This article will help by:
Improving awareness of what self-care is and what it isn’t
Challenging thinking about your current self-care approach
Sharing practical Top Tips on how you can broaden your range of self-care resources and practise it more of the time.
Resilience is often thought of as a quality that some people have and described as the ability to ‘bounce back’. Lots of social and psychological research confirms this is only part of the story.
According to the charity Mind:
“Resilience is not just your ability to bounce back, but also your capacity to adapt in the face of challenging circumstances, whilst maintaining a stable mental wellbeing.”
This makes sense to us at Eat, Move, Be Happy. We would also add resilience is learning from tough experiences, gaining confidence and growing emotionally stronger as a result.
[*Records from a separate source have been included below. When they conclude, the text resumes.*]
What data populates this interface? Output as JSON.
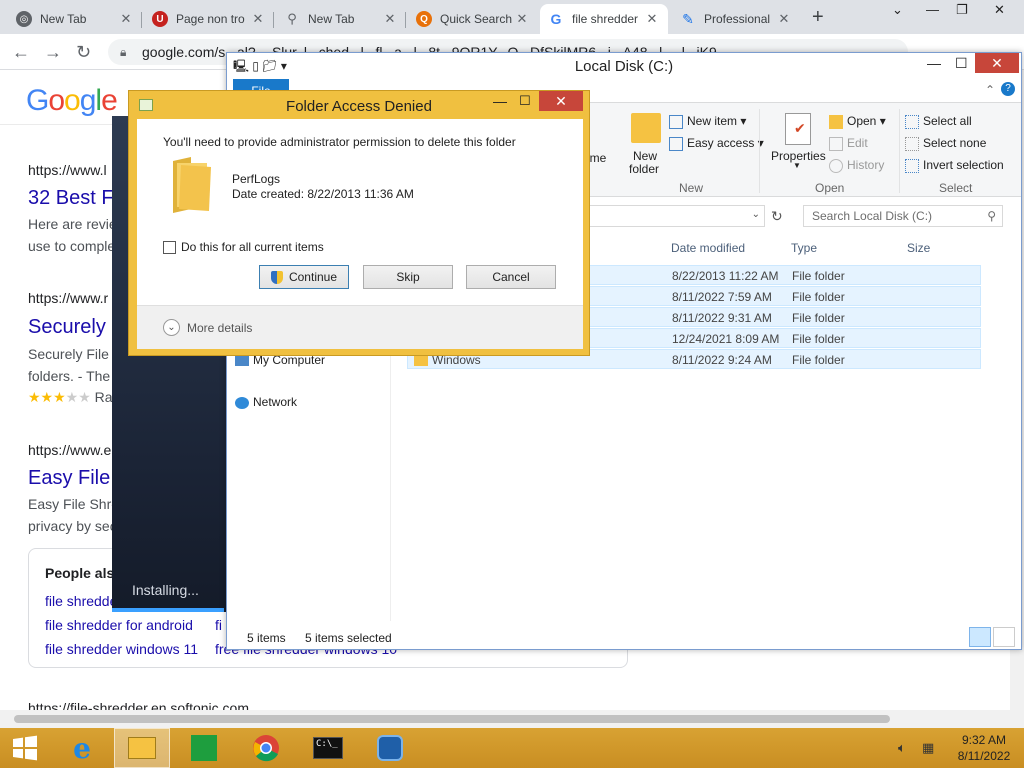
{
  "browser": {
    "tabs": [
      {
        "label": "New Tab",
        "icon": "chrome-icon",
        "color": "#5f6368"
      },
      {
        "label": "Page non tro",
        "icon": "opera-like-icon",
        "color": "#c5221f"
      },
      {
        "label": "New Tab",
        "icon": "search-icon",
        "color": "#5f6368"
      },
      {
        "label": "Quick Search",
        "icon": "quick-search-icon",
        "color": "#e8710a"
      },
      {
        "label": "file shredder",
        "icon": "google-icon",
        "color": "#4285f4"
      },
      {
        "label": "Professional",
        "icon": "professional-icon",
        "color": "#1a73e8"
      }
    ],
    "url": "google.com/s...al?-...Slur..l...ched...l...fl...a...l...8t...9OR1Y...O...DfSkilMR6...i...A48...l.....l...iK9"
  },
  "google": {
    "logo": "Google",
    "results": [
      {
        "url": "https://www.l",
        "title": "32 Best F",
        "snippet1": "Here are revie",
        "snippet2": "use to comple"
      },
      {
        "url": "https://www.r",
        "title": "Securely F",
        "snippet1": "Securely File",
        "snippet2": "folders. - The",
        "rating": "Ra"
      },
      {
        "url": "https://www.e",
        "title": "Easy File",
        "snippet1": "Easy File Shre",
        "snippet2": "privacy by sec"
      }
    ],
    "people_also": "People also",
    "links": [
      "file shredde",
      "file shredder for android",
      "fi",
      "file shredder windows 11",
      "free file shredder windows 10"
    ],
    "bottom_url": "https://file-shredder.en.softonic.com"
  },
  "installer": {
    "status": "Installing..."
  },
  "explorer": {
    "title": "Local Disk (C:)",
    "file_tab": "File",
    "ribbon": {
      "rename": "ame",
      "new_folder_1": "New",
      "new_folder_2": "folder",
      "new_item": "New item",
      "easy_access": "Easy access",
      "group_new": "New",
      "properties": "Properties",
      "open": "Open",
      "edit": "Edit",
      "history": "History",
      "group_open": "Open",
      "select_all": "Select all",
      "select_none": "Select none",
      "invert_selection": "Invert selection",
      "group_select": "Select"
    },
    "search_placeholder": "Search Local Disk (C:)",
    "columns": {
      "date": "Date modified",
      "type": "Type",
      "size": "Size"
    },
    "rows": [
      {
        "name": "",
        "date": "8/22/2013 11:22 AM",
        "type": "File folder"
      },
      {
        "name": "",
        "date": "8/11/2022 7:59 AM",
        "type": "File folder"
      },
      {
        "name": "",
        "date": "8/11/2022 9:31 AM",
        "type": "File folder"
      },
      {
        "name": "",
        "date": "12/24/2021 8:09 AM",
        "type": "File folder"
      },
      {
        "name": "Windows",
        "date": "8/11/2022 9:24 AM",
        "type": "File folder"
      }
    ],
    "nav": {
      "my_computer": "My Computer",
      "network": "Network"
    },
    "status": {
      "items": "5 items",
      "selected": "5 items selected"
    }
  },
  "dialog": {
    "title": "Folder Access Denied",
    "message": "You'll need to provide administrator permission to delete this folder",
    "folder_name": "PerfLogs",
    "folder_date": "Date created: 8/22/2013 11:36 AM",
    "checkbox_label": "Do this for all current items",
    "continue": "Continue",
    "skip": "Skip",
    "cancel": "Cancel",
    "more_details": "More details"
  },
  "taskbar": {
    "time": "9:32 AM",
    "date": "8/11/2022"
  }
}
We particularly like thinking about resilience as something everyone can develop with practice, rather than a personality trait that people either do or don’t have.
As this time of lockdown continues amid the huge impact of Covid-19 on our lives and lifestyle, I have been struck by the number of times I hear about what life will be like once this is over. Which got me thinking…
When Lockdown is over…
The issue of ‘when lockdown is over’ seems to mean different things to different people. I hear about ‘looking forward to getting back to normal’ and ‘I’m going to keep going with my exercise…’ or ‘I can’t wait for this to all be over’. And in this time of uncertainty, one thing is certain, lockdown and the restrictions that come with it will not be over in the flick of a switch. I think a more accurate way of thinking about this is as lockdown relaxes. However, as the restrictions change this will also bring new levels of uncertainty and take time to adjust.
In the rush to return to normal, use this time to consider which parts of normal are worth rushing back to.
Which raises some interesting questions?
How can we focus on the things that really matter to us and move forwards?
How will we continue with the important things once lockdown relaxes?
How can we get better at living with the uncertainty that impacts our everyday life?